**Work order**.
Count the lines of data below that include "title". Provide only the number.

Website and app data records
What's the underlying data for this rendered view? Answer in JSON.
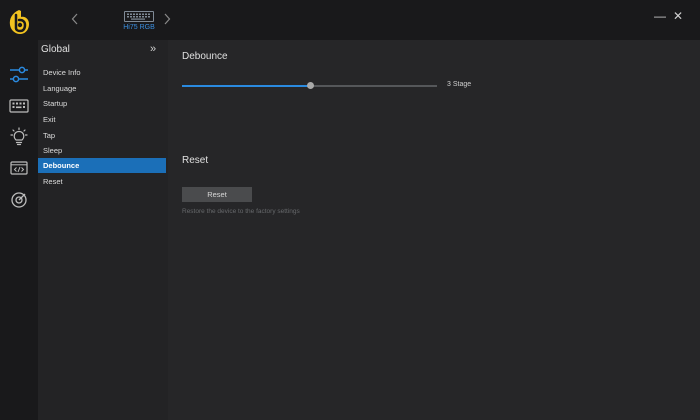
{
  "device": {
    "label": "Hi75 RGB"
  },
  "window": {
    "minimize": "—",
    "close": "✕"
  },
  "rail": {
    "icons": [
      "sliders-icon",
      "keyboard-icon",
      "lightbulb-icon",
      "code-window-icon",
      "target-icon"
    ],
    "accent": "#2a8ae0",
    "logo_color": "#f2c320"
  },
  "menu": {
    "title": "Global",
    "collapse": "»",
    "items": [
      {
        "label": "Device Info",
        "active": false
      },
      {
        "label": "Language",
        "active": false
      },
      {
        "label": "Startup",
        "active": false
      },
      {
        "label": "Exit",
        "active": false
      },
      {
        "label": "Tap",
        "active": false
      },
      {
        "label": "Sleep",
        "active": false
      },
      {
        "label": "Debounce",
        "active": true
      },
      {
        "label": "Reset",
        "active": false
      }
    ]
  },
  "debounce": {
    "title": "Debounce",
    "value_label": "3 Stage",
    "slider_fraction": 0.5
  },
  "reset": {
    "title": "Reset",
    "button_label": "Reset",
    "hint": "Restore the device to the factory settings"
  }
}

**Answer to the exercise**.
3